Let’s be honest, if you’re looking for a burger in Soho, you’re not short of options. For Brgr.Co, this is their first restaurant outside Lebanon and the question is whether their Middle Eastern popularity could be replicated in a place where decent burger joints and patty pretension are two a penny…
Situated at the end of Wardour Street, they’ve secured a prime location for those Oxford Street revelers and wandering theatre goers looking for a quick bite to eat. Split into two sections by a nice brick wall partition, the front area overlooks the kitchen and the back area has a more intimate, secluded feel about it. It’s not huge but it doesn’t need to be. Possessing that familiar American diner feel, Brgr.Co does however have a nice element of quirk about it. Located on the brick wall for example, were two strange plaster cast cow heads. On further enquiry, we were informed that they’re a company concept whereby artists and sculptors are invited to create their very own takes on the front end of a cow. Sold at auction every few months and with the proceeds going to charity, it’s a nice little touch and sets it aside from some of the other burger merchants in the area.

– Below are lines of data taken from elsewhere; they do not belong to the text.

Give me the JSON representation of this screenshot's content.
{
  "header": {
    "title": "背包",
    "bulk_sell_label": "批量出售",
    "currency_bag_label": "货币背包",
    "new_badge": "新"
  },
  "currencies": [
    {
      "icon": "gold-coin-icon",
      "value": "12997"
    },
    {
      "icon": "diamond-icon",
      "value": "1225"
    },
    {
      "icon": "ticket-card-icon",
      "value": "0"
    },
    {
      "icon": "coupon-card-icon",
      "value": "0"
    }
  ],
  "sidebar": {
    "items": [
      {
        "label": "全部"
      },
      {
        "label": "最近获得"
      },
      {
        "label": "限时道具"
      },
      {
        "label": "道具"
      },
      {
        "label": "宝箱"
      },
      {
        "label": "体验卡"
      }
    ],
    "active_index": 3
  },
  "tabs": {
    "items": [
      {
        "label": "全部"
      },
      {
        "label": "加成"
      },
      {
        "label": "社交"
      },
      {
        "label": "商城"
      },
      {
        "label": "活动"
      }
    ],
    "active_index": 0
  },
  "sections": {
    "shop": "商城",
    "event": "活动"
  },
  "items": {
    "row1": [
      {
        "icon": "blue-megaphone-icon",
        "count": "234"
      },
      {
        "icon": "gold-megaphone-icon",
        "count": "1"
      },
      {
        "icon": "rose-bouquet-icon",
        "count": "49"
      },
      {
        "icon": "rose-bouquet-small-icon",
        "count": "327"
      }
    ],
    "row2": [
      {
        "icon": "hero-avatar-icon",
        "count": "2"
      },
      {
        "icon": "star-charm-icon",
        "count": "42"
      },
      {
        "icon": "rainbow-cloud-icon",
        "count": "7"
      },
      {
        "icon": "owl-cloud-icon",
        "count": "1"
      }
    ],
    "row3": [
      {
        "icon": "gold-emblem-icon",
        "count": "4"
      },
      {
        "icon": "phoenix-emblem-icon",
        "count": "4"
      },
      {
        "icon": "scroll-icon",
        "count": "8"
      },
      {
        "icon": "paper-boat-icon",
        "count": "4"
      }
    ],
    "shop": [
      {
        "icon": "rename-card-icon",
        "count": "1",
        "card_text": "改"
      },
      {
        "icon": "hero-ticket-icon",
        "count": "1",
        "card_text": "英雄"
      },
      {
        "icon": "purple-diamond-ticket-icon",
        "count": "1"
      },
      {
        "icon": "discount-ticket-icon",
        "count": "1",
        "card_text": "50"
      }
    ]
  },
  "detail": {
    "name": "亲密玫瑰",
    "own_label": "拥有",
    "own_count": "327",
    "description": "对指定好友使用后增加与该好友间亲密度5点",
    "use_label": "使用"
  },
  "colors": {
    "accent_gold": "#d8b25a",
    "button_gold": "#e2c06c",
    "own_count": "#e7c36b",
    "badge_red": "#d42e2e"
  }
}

We arrived relatively early and opted for the back area. It was not overly busy but sufficiently full to have a nice buzz about the place and the service all night was excellent. The playlist was a little odd in that it appeared to consist solely of Ed Sheeran and Sam Smith album tracks but this was actually a nice respite from the usual downtempo house music that emanates from many a trendy Soho eatery.
One glance at the menu and you can see that Brgr.Co have opted for the keep-things-simple approach. There’s no long list of exotically named patties here, just two sections, Brgrs and Signature Brgrs with a veggie and falafel option on offer (a trace of the Lebanese coming through?) for those not into meat. The standard section is made from a Blade Steak patty as the base (starting at £6.75) and offering a range of variations around this such as the Chilli Brgr and the Guacamole and Cheese Brgr and our eventual first choice The Stilton Brgr (£8.50). Certainly not lacking in size (often a pet peeve of mine), there’s something about a good quality cheese on a good quality burger and this one did not disappoint.
In the signature section, The Rump Steak Brgr (£12.50) comes captioned with the rhetorical question ‘The best burger in London?’ and so I had to see whether it could stand up to this rather bold declaration. In true steak fashion, you’re asked how you like it cooked and I followed the medium rare recommendation from the waiter who was impressively well versed in all things Brgr. Though it may not be the best burger in the city (a high claim by anyone’s standard), it’s certainly a good effort and when topped with a bit of bacon and cheddar (optional add ons among others), it then becomes a force to be reckoned with. For sides we went for Onion Rings (£3.50) and some Parmesan Truffle Fries (£6) which are essentially upmarket cheesy chips but well worth their rather hefty price tag. Again, there’s no frugality with the portion size here and so if you’re umming and ahhing as to whether to order that extra side, I would suggest erring on the side of caution to avoid leftovers and an ‘I told you so’ from your fellow diners!
I have a sweet tooth (shoot me) and so it was nice to see a well populated dessert section full of shamelessly indulgent naughties. Add to this the Great Shake & Floats section and you’ll be hitting the gym a little harder next week. My partner in crime went for the Baked Vanilla Cheesecake (£3.50) a hefty slice drizzled with a raspberry coulis type sauce and I went for the Sacred Sundae (£5) which was essentially ice cream, chocolate and M&M’s, all of which are a surefire way to my heart.
Brgr.Co are certainly up against some stiff opposition in joining the burger market here but manage to hold their own. If you’re looking for a quick fix of both quality and quantity at a reasonable price, then this place ticks all the boxes… Now I’m off to waddle round some shops.